“National borders act as barriers to the free movement of money, inhibiting individuals and limiting the potential for global commerce,” says Denizen co-founder and CEO Joaquin Ayuso de Paul.
Like many other opinions in fintech, Denizen says country-specific regulations, currencies and settlement times “effectively halt the free flow of money around the world”.
The account is the first product in a planned (and unspecified) family of Denizen solutions for international banking.
The firm says its account offers a no FX fee, a no bank-owned ATM fee debit card and a mobile app.
Denizen is co-founded by Joaquin Ayuso, the former co-founder and CTO of Tuenti, described as “the Spanish Facebook”. Might have been best to omit that quote based on current events.
Denizen’s initial funding round was provided by BBVA’s New Digital Businesses unit, which is incubating start-ups in its Silicon Valley-based fintech lab.
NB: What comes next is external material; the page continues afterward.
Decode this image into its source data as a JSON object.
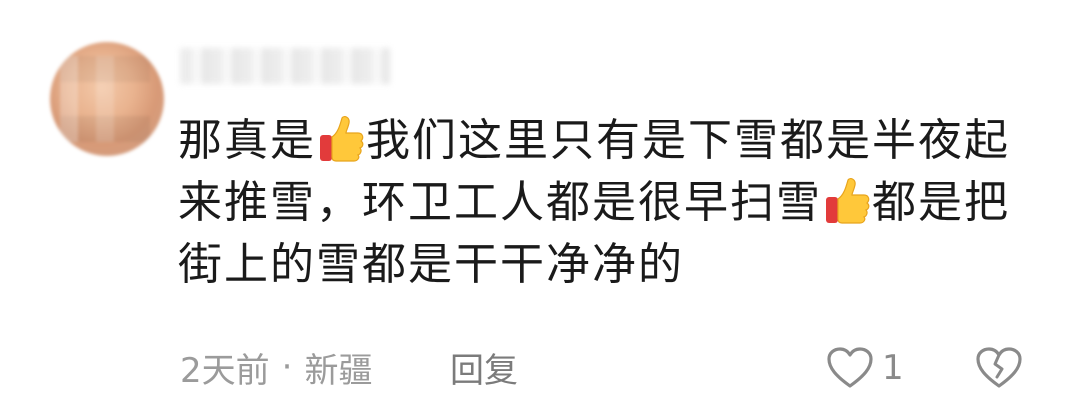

The account is currently available to expatriates living in Spain and US. The service is set to expand in 2018, with up to ten (unnamed) European Union countries in the second half of the year as well as the UK.
Bored of borderless?
If you’re still with us, the theme of borderless banking is nothing new.
In July, a consortium of European private and public sector organisations said they were testing out the use of a citizen’s national digital identity from France to open a bank account in the UK. The group includes HSBC, Barclays and Orange.
A month before that, UK-based payments start-up Revolut unveiled its new business service across Europe for multi-currency accounts, transferring money and corporate cards.
Revolut’s idea is very similar to TransferWise’s one, which In May unveiled its “Borderless” account with the promise that it works like a local bank account in different countries.
There is also a new pan-European banking service launched – Ditto – from Travelex.